Rats played the roles of squirrels as they scurried along the power lines, while smiling geckos scouted for ants from the living room walls. The steering wheel of my car was on the right side, which is also the side of the road that they drive on. Cheese was virtually nonexistent, but the fresh fish was incredible.
What does this have to do with a capo, you ask?
The only guitar that I brought to Micronesia was my acoustic/electric. It was all that I could carry on an airplane. I quickly learned that between the heat and the humidity, the climate in this place is not kind to musical instruments. Guitar strings corroded within a day or two, and the fretboard absorbed a lot of moisture from the air. Within a few months, the neck had started to noticeably bow.
I did not think to bring a truss rod wrench, nor did I really want to make any major adjustments to my guitar in this environment--so to compensate for the intonation being off, I started using a capo. Prior to this, it mostly just took up space in my guitar case, along with an old sock, a string winder and a bottle slide.
Many of the songs that would later find their way onto my albums, particularly those that use a capo, started as riffs and chord progressions that I played on the back porch during the year that I lived on the island of Pohnpei. Examples include:
I'm sure there were others, but you get the idea. In most cases, it would be another six to ten years before I turned any of these "practice riffs" into fully realized songs. At the time, I wasn't really thinking about writing music. With no cell phones or televisions, where the electricity came by way of enormous diesel generators, playing guitar behind the house was just something to do. I kind of miss it sometimes.
By the time I left Micronesia, the pickguard on my guitar had almost completely slid off. Upon returning to the US, I had to take it off the rest of the way and then glue it back on, as well as make some significant adjustments with the truss rod. That said, I'm happy to report that the guitar still works perfectly fine. It is adventure-seasoned and well-traveled. I still use a capo quite a bit in my songwriting, too.

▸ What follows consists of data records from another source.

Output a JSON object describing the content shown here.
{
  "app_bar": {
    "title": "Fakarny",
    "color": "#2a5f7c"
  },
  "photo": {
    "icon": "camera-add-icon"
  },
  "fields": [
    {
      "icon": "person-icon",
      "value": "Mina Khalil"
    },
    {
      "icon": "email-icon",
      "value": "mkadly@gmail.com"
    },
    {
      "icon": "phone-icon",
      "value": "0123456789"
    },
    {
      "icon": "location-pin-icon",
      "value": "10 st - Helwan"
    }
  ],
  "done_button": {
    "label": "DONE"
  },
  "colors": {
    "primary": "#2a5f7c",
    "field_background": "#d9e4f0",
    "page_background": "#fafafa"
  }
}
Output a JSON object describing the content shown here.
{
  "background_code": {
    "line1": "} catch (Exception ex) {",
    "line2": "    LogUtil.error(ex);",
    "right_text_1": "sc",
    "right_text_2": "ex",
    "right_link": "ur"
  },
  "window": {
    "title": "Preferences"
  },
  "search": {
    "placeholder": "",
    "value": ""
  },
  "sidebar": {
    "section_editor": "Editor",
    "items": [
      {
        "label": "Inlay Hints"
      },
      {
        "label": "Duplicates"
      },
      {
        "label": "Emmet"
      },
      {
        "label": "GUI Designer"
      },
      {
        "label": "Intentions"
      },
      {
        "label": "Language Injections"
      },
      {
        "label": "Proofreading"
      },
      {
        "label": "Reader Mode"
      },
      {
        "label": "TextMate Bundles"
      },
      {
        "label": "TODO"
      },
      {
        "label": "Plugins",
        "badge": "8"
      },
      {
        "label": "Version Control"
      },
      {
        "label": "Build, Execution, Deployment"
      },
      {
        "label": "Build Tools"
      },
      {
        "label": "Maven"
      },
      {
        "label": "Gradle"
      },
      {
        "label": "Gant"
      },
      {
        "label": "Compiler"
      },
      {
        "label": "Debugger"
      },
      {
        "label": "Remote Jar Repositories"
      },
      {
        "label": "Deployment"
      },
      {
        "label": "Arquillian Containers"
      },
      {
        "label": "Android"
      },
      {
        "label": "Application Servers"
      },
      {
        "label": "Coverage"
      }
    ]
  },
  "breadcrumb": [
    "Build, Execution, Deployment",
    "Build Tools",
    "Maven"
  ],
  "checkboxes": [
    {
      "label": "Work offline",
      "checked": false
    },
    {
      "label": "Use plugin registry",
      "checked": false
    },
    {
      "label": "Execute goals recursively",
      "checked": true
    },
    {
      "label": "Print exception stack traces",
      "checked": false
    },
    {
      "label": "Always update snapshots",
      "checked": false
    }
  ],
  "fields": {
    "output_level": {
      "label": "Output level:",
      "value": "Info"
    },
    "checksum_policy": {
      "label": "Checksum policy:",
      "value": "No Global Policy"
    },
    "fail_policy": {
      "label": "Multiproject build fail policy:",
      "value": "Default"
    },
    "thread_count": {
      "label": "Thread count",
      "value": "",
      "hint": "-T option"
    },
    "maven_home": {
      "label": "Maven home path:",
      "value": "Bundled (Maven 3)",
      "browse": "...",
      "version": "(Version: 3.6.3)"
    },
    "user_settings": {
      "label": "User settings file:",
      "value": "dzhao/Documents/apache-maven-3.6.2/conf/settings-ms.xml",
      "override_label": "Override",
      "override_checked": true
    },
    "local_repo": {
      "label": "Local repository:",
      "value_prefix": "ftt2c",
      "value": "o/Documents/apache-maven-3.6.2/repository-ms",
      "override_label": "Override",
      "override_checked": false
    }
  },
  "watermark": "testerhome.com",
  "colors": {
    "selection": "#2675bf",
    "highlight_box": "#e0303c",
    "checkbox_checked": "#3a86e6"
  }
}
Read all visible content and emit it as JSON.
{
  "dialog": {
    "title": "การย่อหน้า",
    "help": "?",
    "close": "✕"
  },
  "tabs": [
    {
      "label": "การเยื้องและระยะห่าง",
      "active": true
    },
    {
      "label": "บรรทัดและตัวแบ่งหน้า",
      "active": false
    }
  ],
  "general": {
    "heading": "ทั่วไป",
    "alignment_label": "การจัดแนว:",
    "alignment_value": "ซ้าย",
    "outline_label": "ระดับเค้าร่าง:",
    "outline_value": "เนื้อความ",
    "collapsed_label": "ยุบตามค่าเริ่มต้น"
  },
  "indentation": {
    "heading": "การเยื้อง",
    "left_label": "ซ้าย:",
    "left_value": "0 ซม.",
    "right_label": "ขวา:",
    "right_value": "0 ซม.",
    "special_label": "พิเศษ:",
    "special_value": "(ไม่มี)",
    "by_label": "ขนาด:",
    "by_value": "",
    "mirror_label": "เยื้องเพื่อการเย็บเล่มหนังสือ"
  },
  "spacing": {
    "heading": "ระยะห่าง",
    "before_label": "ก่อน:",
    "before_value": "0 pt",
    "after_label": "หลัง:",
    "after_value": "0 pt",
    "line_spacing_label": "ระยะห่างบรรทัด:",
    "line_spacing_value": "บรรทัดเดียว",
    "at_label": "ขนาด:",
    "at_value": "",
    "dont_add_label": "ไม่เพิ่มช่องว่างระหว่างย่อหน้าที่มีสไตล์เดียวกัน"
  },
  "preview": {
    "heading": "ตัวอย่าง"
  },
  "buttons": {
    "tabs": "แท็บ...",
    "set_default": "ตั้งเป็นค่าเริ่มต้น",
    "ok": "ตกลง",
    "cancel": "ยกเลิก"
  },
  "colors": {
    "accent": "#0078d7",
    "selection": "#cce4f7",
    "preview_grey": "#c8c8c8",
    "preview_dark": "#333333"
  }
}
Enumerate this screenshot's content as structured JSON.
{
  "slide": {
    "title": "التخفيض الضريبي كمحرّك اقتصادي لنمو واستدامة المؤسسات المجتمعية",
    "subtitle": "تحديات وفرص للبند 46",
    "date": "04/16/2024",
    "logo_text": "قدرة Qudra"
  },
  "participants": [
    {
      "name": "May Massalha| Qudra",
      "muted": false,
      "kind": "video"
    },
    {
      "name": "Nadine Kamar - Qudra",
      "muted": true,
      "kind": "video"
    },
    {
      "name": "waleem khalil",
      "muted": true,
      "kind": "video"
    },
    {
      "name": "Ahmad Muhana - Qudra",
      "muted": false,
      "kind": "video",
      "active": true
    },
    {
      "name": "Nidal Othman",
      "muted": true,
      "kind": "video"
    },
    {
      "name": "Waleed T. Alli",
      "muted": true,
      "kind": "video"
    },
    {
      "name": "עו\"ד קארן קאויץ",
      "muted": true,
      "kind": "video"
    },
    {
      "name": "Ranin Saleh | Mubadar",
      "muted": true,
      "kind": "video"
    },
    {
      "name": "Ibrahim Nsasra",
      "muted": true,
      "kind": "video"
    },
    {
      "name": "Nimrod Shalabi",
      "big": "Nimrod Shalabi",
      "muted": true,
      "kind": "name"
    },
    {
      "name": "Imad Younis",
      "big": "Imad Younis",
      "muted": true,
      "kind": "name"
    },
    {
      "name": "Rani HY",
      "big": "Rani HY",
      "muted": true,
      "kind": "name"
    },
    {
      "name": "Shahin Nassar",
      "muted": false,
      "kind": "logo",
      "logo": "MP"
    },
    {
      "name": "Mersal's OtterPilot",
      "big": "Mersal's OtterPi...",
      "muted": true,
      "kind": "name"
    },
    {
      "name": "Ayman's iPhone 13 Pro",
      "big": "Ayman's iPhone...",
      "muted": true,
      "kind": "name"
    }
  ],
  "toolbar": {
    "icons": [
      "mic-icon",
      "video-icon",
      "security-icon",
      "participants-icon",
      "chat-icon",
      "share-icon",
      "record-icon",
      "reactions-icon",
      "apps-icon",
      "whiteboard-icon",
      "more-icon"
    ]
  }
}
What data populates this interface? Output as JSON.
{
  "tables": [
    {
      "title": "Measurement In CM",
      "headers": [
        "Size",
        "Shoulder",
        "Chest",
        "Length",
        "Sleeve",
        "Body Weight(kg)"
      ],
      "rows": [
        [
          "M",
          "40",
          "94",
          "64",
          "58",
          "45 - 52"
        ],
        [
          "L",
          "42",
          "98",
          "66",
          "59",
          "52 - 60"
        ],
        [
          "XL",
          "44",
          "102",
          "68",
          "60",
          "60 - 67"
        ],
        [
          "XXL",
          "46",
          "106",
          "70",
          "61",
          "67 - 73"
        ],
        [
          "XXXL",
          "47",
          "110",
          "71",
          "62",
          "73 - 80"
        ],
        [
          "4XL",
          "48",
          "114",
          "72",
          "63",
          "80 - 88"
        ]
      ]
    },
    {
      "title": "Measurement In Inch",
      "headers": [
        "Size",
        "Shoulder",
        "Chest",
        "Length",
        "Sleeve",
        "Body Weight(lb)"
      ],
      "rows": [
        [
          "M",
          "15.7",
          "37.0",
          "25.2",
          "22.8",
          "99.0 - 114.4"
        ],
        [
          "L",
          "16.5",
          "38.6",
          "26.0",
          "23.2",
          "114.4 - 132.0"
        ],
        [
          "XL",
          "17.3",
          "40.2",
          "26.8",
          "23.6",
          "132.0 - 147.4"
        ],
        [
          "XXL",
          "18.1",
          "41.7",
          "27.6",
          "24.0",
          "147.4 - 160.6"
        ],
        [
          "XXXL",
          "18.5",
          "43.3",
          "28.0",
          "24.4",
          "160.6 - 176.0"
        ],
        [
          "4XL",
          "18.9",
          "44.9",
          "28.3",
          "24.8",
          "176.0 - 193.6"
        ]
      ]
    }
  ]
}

I guess if there's a point to any of this, it's that when I changed how I approached the instrument in order to adapt to this different environment, I came up with a bunch of stuff that sounded cool to me, which later became songs.
Change in Environment-> Learning to Adapt -> Finding Inspiration in the Unfamiliar -> Writing Lyrics to Fit the Music
Thus a song is born.